»»
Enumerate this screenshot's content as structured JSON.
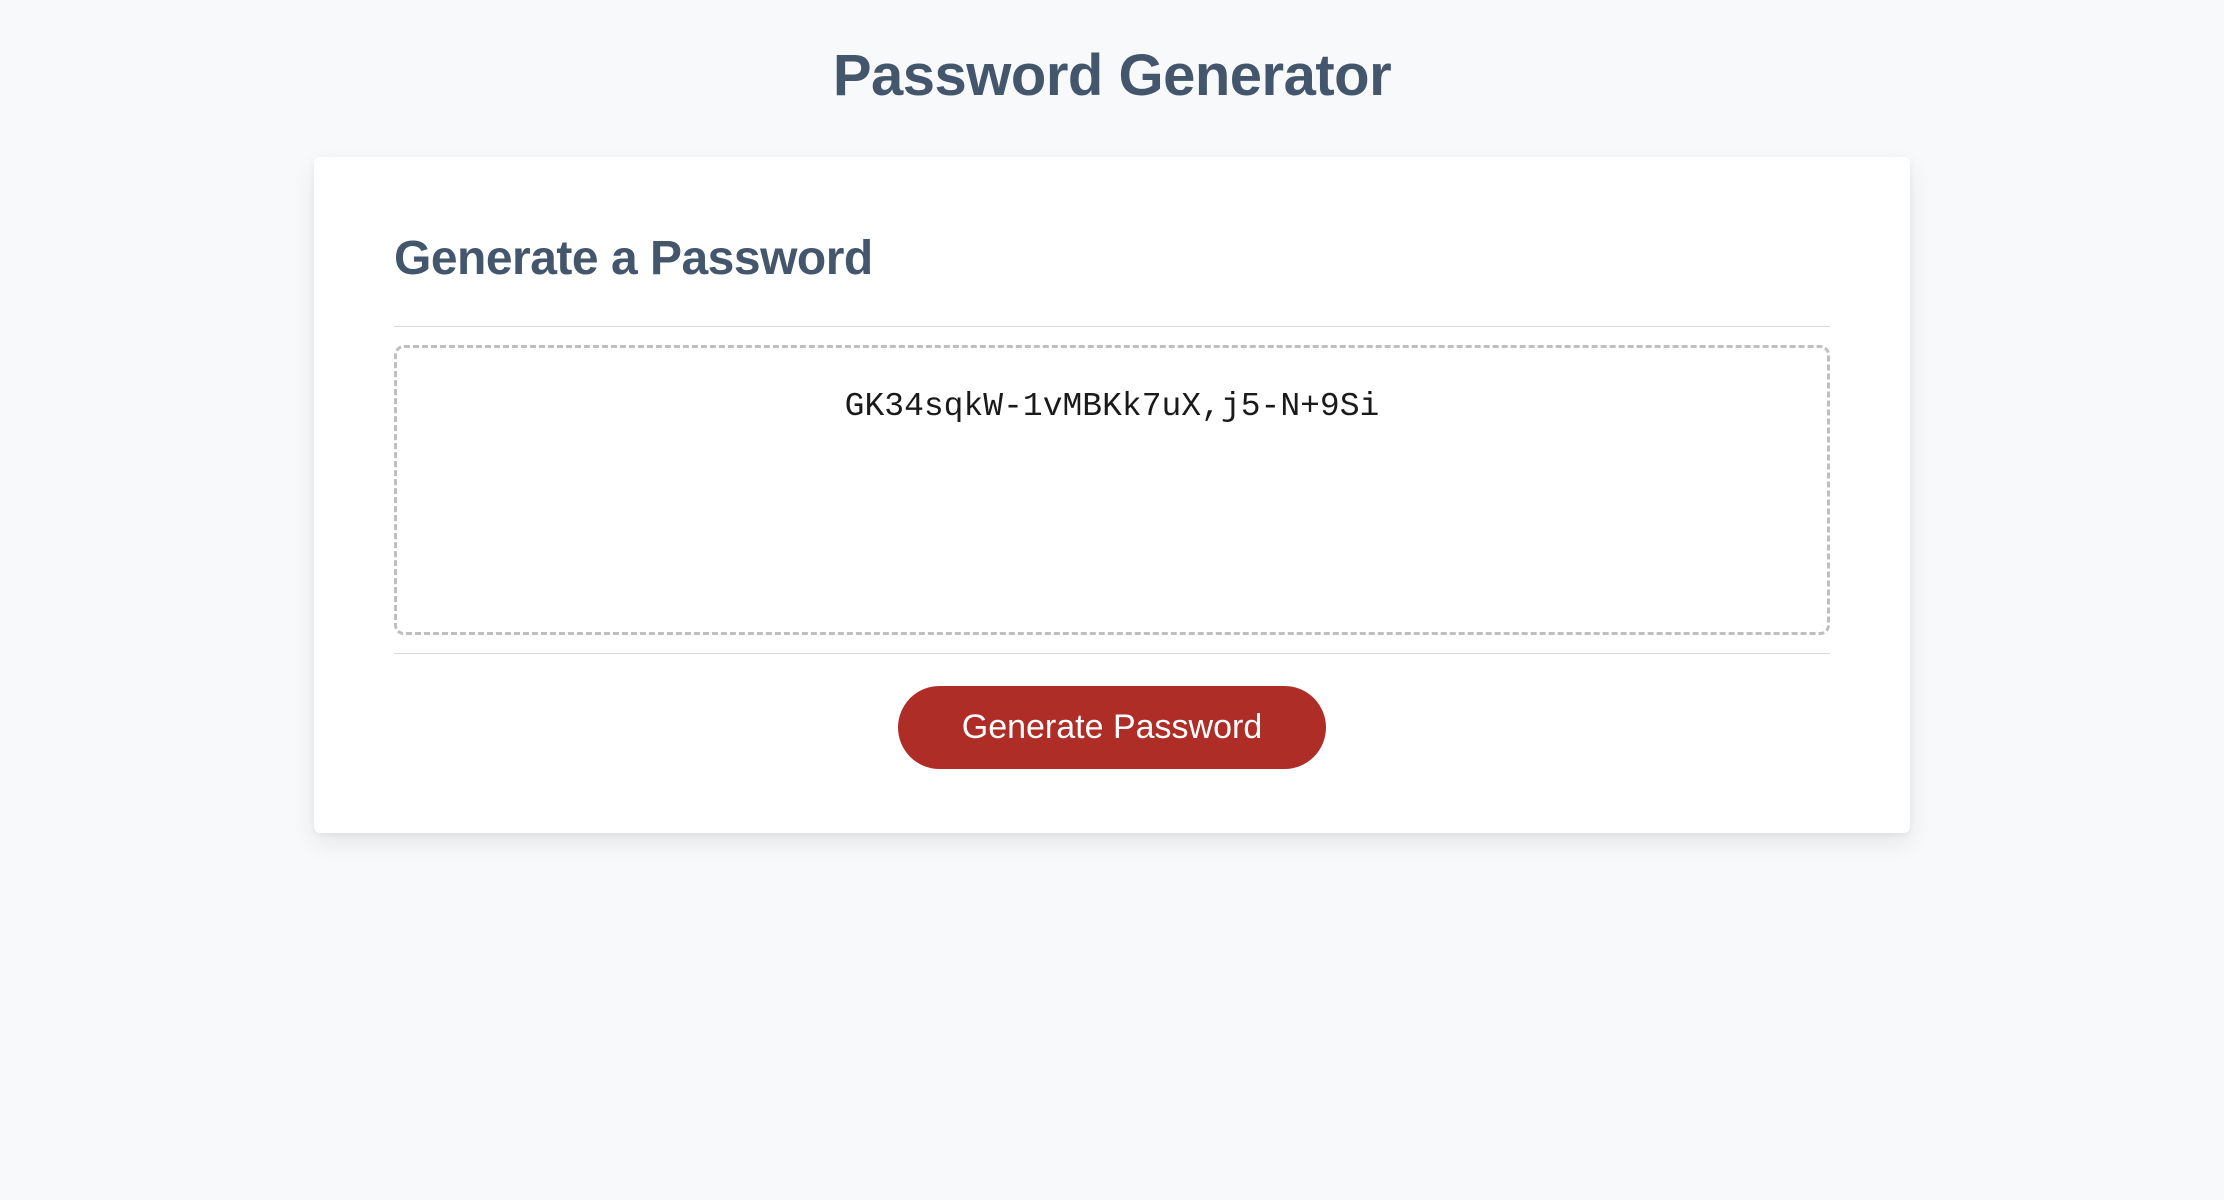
{
  "header": {
    "title": "Password Generator"
  },
  "card": {
    "heading": "Generate a Password",
    "password_value": "GK34sqkW-1vMBKk7uX,j5-N+9Si",
    "generate_button_label": "Generate Password"
  },
  "colors": {
    "background": "#f7f9fb",
    "card_bg": "#ffffff",
    "heading_text": "#44566c",
    "button_bg": "#af2d27",
    "button_text": "#ffffff",
    "dashed_border": "#bfbfbf"
  }
}
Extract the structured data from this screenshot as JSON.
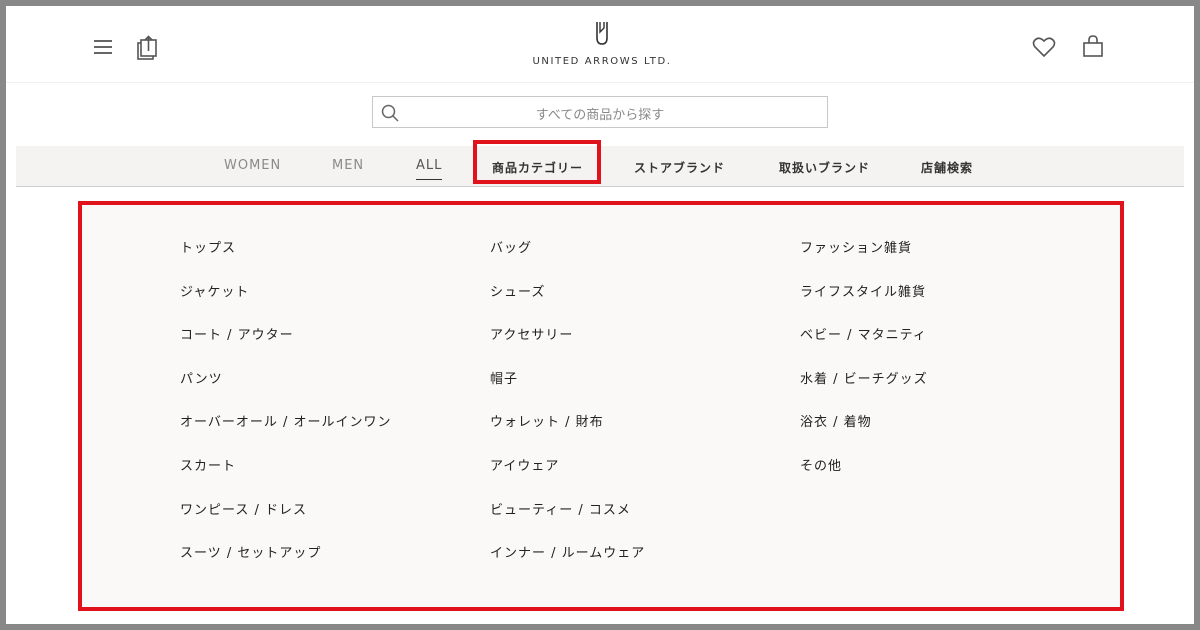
{
  "header": {
    "logo_text": "UNITED ARROWS LTD."
  },
  "search": {
    "placeholder": "すべての商品から探す"
  },
  "nav": {
    "women": "WOMEN",
    "men": "MEN",
    "all": "ALL",
    "category": "商品カテゴリー",
    "store_brand": "ストアブランド",
    "handled_brand": "取扱いブランド",
    "store_search": "店舗検索"
  },
  "categories": {
    "col1": [
      "トップス",
      "ジャケット",
      "コート / アウター",
      "パンツ",
      "オーバーオール / オールインワン",
      "スカート",
      "ワンピース / ドレス",
      "スーツ / セットアップ"
    ],
    "col2": [
      "バッグ",
      "シューズ",
      "アクセサリー",
      "帽子",
      "ウォレット / 財布",
      "アイウェア",
      "ビューティー / コスメ",
      "インナー / ルームウェア"
    ],
    "col3": [
      "ファッション雑貨",
      "ライフスタイル雑貨",
      "ベビー / マタニティ",
      "水着 / ビーチグッズ",
      "浴衣 / 着物",
      "その他"
    ]
  },
  "colors": {
    "highlight": "#e0121b",
    "nav_bg": "#f4f3f1",
    "panel_bg": "#faf9f7"
  },
  "icons": [
    "menu-icon",
    "share-icon",
    "logo-icon",
    "heart-icon",
    "bag-icon",
    "search-icon"
  ]
}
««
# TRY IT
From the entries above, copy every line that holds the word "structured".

# EXERCISE RESULT
Enumerate this screenshot's content as structured JSON.
Extract the structured data from this screenshot as JSON.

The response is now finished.